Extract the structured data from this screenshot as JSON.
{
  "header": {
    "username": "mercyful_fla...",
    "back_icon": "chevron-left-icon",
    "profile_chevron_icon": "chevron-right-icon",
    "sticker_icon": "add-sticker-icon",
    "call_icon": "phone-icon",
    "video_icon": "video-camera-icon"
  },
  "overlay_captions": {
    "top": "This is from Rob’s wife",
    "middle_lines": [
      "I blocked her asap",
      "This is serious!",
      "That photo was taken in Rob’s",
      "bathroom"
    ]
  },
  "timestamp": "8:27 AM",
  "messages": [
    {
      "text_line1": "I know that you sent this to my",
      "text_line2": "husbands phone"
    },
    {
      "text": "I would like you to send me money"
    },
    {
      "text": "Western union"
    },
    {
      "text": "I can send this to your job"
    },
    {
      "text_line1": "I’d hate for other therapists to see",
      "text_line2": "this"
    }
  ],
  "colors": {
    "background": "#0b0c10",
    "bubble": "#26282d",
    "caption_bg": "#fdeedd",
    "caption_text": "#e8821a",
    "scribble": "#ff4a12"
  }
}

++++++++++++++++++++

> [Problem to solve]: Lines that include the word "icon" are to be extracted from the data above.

> [Result of the task]:
    "back_icon": "chevron-left-icon",
    "profile_chevron_icon": "chevron-right-icon",
    "sticker_icon": "add-sticker-icon",
    "call_icon": "phone-icon",
    "video_icon": "video-camera-icon"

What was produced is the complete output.